▶ **What to produce**
Read through the listing and copy every line that contains the word "Pridaj".

▶ **Data for processing**
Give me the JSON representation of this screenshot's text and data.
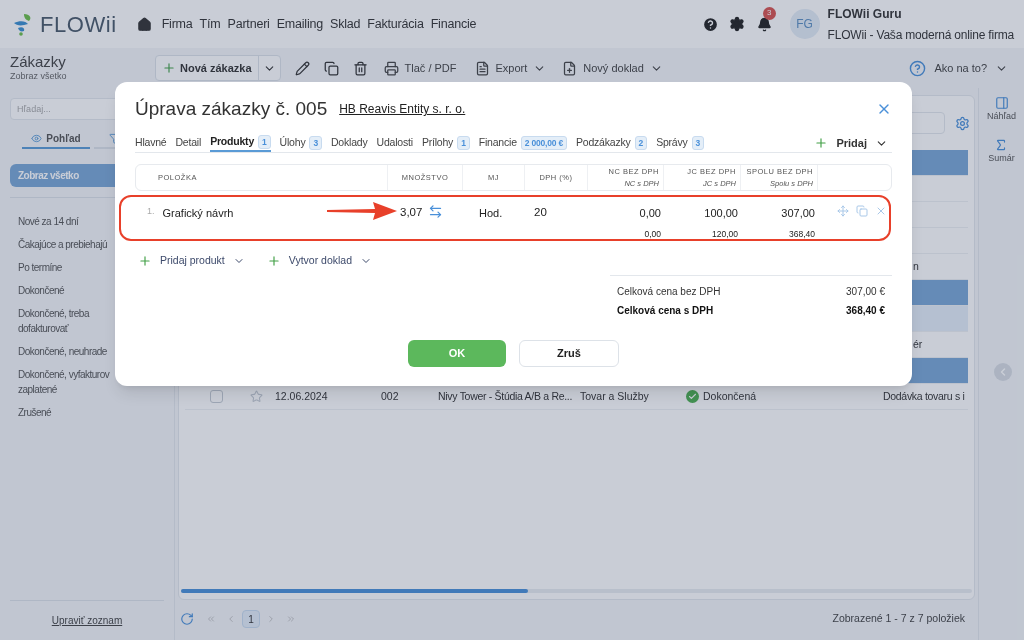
{
  "nav": {
    "logo": "FLOWii",
    "menu": [
      "Firma",
      "Tím",
      "Partneri",
      "Emailing",
      "Sklad",
      "Fakturácia",
      "Financie"
    ],
    "notifications": "3",
    "avatar": "FG",
    "user_name": "FLOWii Guru",
    "company": "FLOWii - Vaša moderná online firma"
  },
  "toolbar": {
    "title": "Zákazky",
    "subtitle": "Zobraz všetko",
    "new_button": "Nová zákazka",
    "print": "Tlač / PDF",
    "export": "Export",
    "new_document": "Nový doklad",
    "help": "Ako na to?"
  },
  "sidebar": {
    "search_placeholder": "Hľadaj...",
    "view_tabs": [
      {
        "kind": "view",
        "label": "Pohľad",
        "selected": true
      },
      {
        "kind": "filter",
        "selected": false
      }
    ],
    "items": [
      {
        "label": "Zobraz všetko",
        "selected": true
      },
      {
        "label": "Nové za 14 dní",
        "selected": false
      },
      {
        "label": "Čakajúce a prebiehajú",
        "selected": false
      },
      {
        "label": "Po termíne",
        "selected": false
      },
      {
        "label": "Dokončené",
        "selected": false
      },
      {
        "label": "Dokončené, treba\ndofakturovať",
        "selected": false
      },
      {
        "label": "Dokončené, neuhrade",
        "selected": false
      },
      {
        "label": "Dokončené, vyfakturov\nzaplatené",
        "selected": false
      },
      {
        "label": "Zrušené",
        "selected": false
      }
    ],
    "edit_list": "Upraviť zoznam"
  },
  "table": {
    "rows": [
      {
        "selected": true,
        "hovered": false
      },
      {
        "selected": false,
        "hovered": false
      },
      {
        "selected": false,
        "hovered": false
      },
      {
        "selected": false,
        "hovered": false
      },
      {
        "selected": false,
        "hovered": false,
        "fragment": "n"
      },
      {
        "selected": true,
        "hovered": false
      },
      {
        "selected": false,
        "hovered": true
      },
      {
        "selected": false,
        "hovered": false,
        "fragment": "ér"
      },
      {
        "selected": true,
        "hovered": false
      },
      {
        "selected": false,
        "hovered": false,
        "checked": false,
        "starred": false,
        "date": "12.06.2024",
        "number": "002",
        "name": "Nivy Tower - Štúdia A/B a Re...",
        "type": "Tovar a Služby",
        "status": "Dokončená",
        "description": "Dodávka tovaru s i"
      }
    ]
  },
  "pagination": {
    "pages": [
      {
        "label": "1",
        "selected": true
      }
    ],
    "summary": "Zobrazené 1 - 7 z 7 položiek"
  },
  "right_panel": [
    {
      "kind": "preview",
      "label": "Náhľad"
    },
    {
      "kind": "summary",
      "label": "Sumár"
    }
  ],
  "modal": {
    "title": "Úprava zákazky č. 005",
    "customer": "HB Reavis Entity s. r. o.",
    "tabs": [
      {
        "label": "Hlavné",
        "selected": false
      },
      {
        "label": "Detail",
        "selected": false
      },
      {
        "label": "Produkty",
        "badge": "1",
        "selected": true
      },
      {
        "label": "Úlohy",
        "badge": "3",
        "selected": false
      },
      {
        "label": "Doklady",
        "selected": false
      },
      {
        "label": "Udalosti",
        "selected": false
      },
      {
        "label": "Prílohy",
        "badge": "1",
        "selected": false
      },
      {
        "label": "Financie",
        "badge": "2 000,00 €",
        "selected": false
      },
      {
        "label": "Podzákazky",
        "badge": "2",
        "selected": false
      },
      {
        "label": "Správy",
        "badge": "3",
        "selected": false
      }
    ],
    "add": "Pridaj",
    "columns": [
      {
        "label": "POLOŽKA"
      },
      {
        "label": "MNOŽSTVO"
      },
      {
        "label": "MJ"
      },
      {
        "label": "DPH (%)"
      },
      {
        "label": "NC BEZ DPH",
        "sublabel": "NC s DPH"
      },
      {
        "label": "JC BEZ DPH",
        "sublabel": "JC s DPH"
      },
      {
        "label": "SPOLU BEZ DPH",
        "sublabel": "Spolu s DPH"
      }
    ],
    "items": [
      {
        "index": "1.",
        "name": "Grafický návrh",
        "quantity": "3,07",
        "unit": "Hod.",
        "vat": "20",
        "nc": "0,00",
        "nc_vat": "0,00",
        "jc": "100,00",
        "jc_vat": "120,00",
        "total": "307,00",
        "total_vat": "368,40"
      }
    ],
    "add_product": "Pridaj produkt",
    "create_document": "Vytvor doklad",
    "totals": [
      {
        "label": "Celková cena bez DPH",
        "value": "307,00 €",
        "bold": false
      },
      {
        "label": "Celková cena s DPH",
        "value": "368,40 €",
        "bold": true
      }
    ],
    "ok": "OK",
    "cancel": "Zruš"
  }
}
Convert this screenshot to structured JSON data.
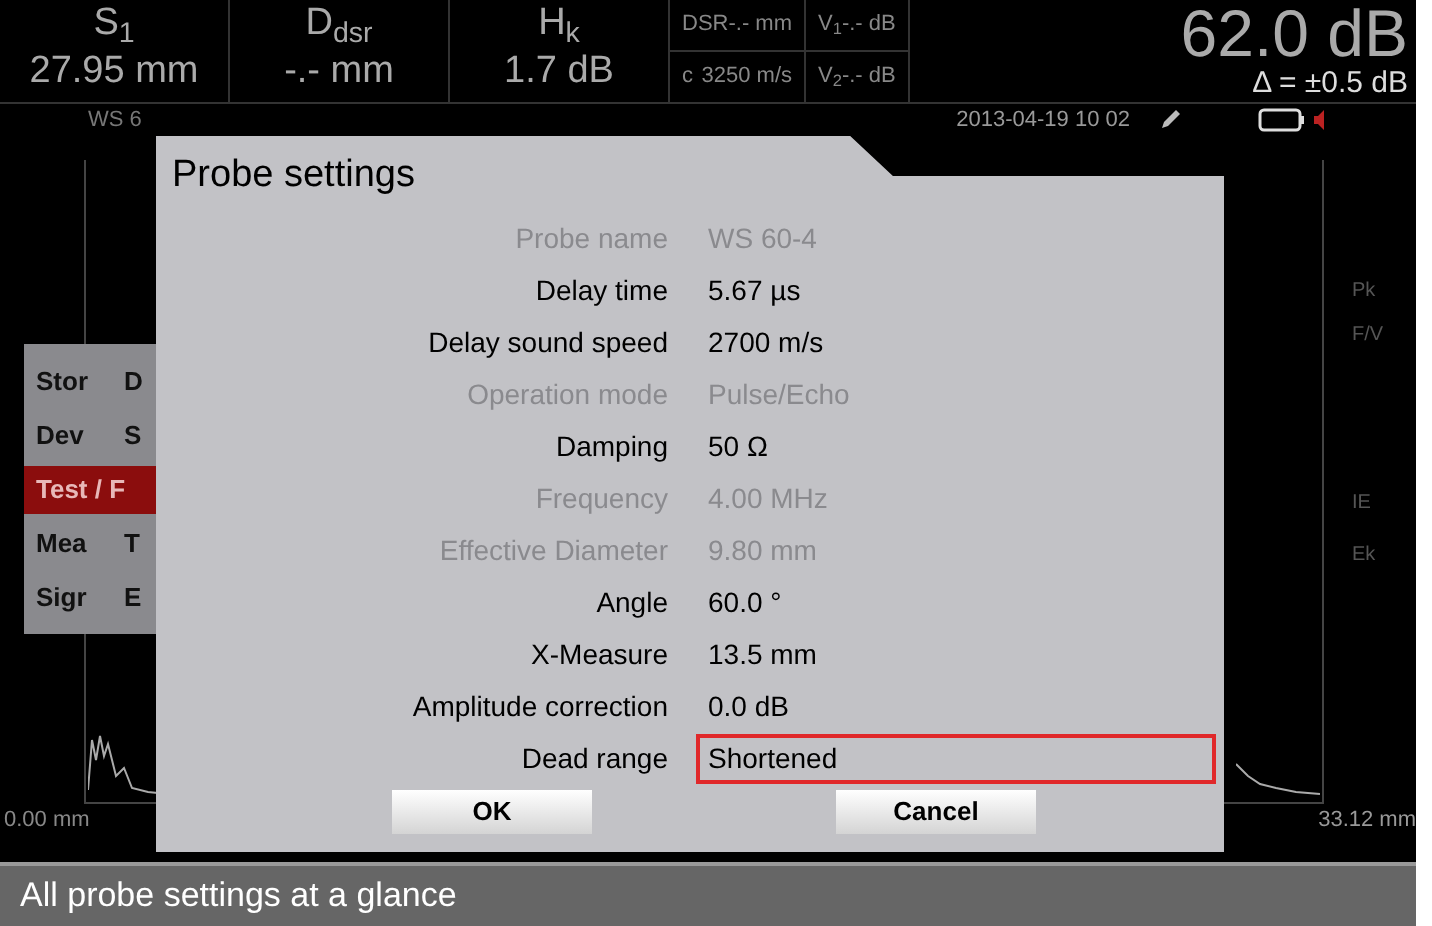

▶ **Response area**
    "add": "Pridaj",
    "add_product": "Pridaj produkt",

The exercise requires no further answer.